  • A challenging problem in designing pilot-scale carbon capture systems is to predict, with uncertainty, the adsorber performance and capture efficiency under various operating conditions where no direct experimental data exist. Motivated by this challenge, we previously proposed a hierarchical framework in which relevant parameters of physical models were sequentially calibrated from different laboratory-scale carbon capture unit (C2U) experiments. Specifically, three models of increasing complexity were identified based on the fundamental physical and chemical processes of the sorbent-based carbon capture technology. Results from the corresponding laboratory experiments were used to statistically calibrate the physical model parameters while quantifying some of theirmore » inherent uncertainty. The parameter distributions obtained from laboratory-scale C2U calibration runs are used in this study to facilitate prediction at a larger scale where no corresponding experimental results are available. In this paper, we first describe the multiphase reactive flow model for a sorbent-based 1-MW carbon capture system then analyze results from an ensemble of simulations with the upscaled model. The simulation results are used to quantify uncertainty regarding the design’s predicted efficiency in carbon capture. In particular, we determine the minimum gas flow rate necessary to achieve 90% capture efficiency with 95% confidence.« less

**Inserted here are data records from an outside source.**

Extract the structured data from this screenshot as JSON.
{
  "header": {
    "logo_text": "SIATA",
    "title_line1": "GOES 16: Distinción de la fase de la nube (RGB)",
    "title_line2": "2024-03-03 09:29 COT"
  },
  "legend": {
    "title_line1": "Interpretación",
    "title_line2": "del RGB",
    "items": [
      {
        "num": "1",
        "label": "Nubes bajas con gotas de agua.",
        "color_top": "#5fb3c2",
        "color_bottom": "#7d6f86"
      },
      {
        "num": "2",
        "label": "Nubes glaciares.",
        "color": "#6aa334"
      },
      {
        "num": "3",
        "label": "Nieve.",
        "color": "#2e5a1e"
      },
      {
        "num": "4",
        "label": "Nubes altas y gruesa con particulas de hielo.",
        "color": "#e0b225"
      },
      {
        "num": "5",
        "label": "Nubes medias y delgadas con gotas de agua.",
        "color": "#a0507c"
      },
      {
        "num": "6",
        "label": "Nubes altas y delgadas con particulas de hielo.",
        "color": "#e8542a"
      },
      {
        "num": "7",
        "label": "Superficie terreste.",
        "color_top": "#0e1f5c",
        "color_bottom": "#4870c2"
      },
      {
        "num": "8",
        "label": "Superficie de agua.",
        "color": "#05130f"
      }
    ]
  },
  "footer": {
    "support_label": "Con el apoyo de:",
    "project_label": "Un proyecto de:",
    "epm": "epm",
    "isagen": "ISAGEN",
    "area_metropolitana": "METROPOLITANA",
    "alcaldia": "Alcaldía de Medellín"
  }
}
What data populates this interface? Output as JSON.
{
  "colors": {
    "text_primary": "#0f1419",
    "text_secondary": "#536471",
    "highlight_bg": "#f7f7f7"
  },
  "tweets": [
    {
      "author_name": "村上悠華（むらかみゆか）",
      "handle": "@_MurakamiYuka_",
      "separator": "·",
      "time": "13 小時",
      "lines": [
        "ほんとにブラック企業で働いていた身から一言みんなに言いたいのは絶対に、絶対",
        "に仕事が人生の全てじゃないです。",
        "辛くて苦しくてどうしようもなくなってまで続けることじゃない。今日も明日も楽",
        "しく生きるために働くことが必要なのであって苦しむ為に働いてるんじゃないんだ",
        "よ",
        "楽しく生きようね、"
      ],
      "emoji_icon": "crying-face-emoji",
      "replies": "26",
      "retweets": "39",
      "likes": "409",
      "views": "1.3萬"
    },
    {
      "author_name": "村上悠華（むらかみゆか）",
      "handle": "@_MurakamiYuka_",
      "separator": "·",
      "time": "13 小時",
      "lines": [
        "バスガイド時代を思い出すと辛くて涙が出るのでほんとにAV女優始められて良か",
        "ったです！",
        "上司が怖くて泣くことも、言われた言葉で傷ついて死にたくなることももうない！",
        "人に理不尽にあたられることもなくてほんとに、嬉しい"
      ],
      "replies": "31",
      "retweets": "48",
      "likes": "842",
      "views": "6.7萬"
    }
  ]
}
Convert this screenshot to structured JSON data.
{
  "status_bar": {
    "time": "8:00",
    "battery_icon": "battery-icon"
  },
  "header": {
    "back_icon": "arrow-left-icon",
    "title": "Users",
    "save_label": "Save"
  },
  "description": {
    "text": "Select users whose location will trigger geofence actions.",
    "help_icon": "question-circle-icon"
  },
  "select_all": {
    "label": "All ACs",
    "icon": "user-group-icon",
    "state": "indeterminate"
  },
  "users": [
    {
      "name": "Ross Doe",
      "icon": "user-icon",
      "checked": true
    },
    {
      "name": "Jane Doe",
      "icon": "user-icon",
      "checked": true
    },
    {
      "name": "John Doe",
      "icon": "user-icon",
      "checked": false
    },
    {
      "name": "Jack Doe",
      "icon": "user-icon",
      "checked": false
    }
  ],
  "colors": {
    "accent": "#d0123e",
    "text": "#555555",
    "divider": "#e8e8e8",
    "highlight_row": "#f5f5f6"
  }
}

  • To quantify the predictive confidence of a solid sorbent-based carbon capture design, a hierarchical validation methodology—consisting of basic unit problems with increasing physical complexity coupled with filtered model-based geometric upscaling has been developed and implemented. This paper describes the computational fluid dynamics (CFD) multi-phase reactive flow simulations and the associated data flows among different unit problems performed within the said hierarchical validation approach. The bench-top experiments used in this calibration and validation effort were carefully designed to follow the desired simple-to-complex unit problem hierarchy, with corresponding data acquisition to support model parameters calibrations at each unit problem level. A Bayesianmore » calibration procedure is employed and the posterior model parameter distributions obtained at one unit-problem level are used as prior distributions for the same parameters in the next-tier simulations. Overall, the results have demonstrated that the multiphase reactive flow models within MFIX can be used to capture the bed pressure, temperature, CO2 capture capacity, and kinetics with quantitative accuracy. The CFD modeling methodology and associated uncertainty quantification techniques presented herein offer a solid framework for estimating the predictive confidence in the virtual scale up of a larger carbon capture device.« less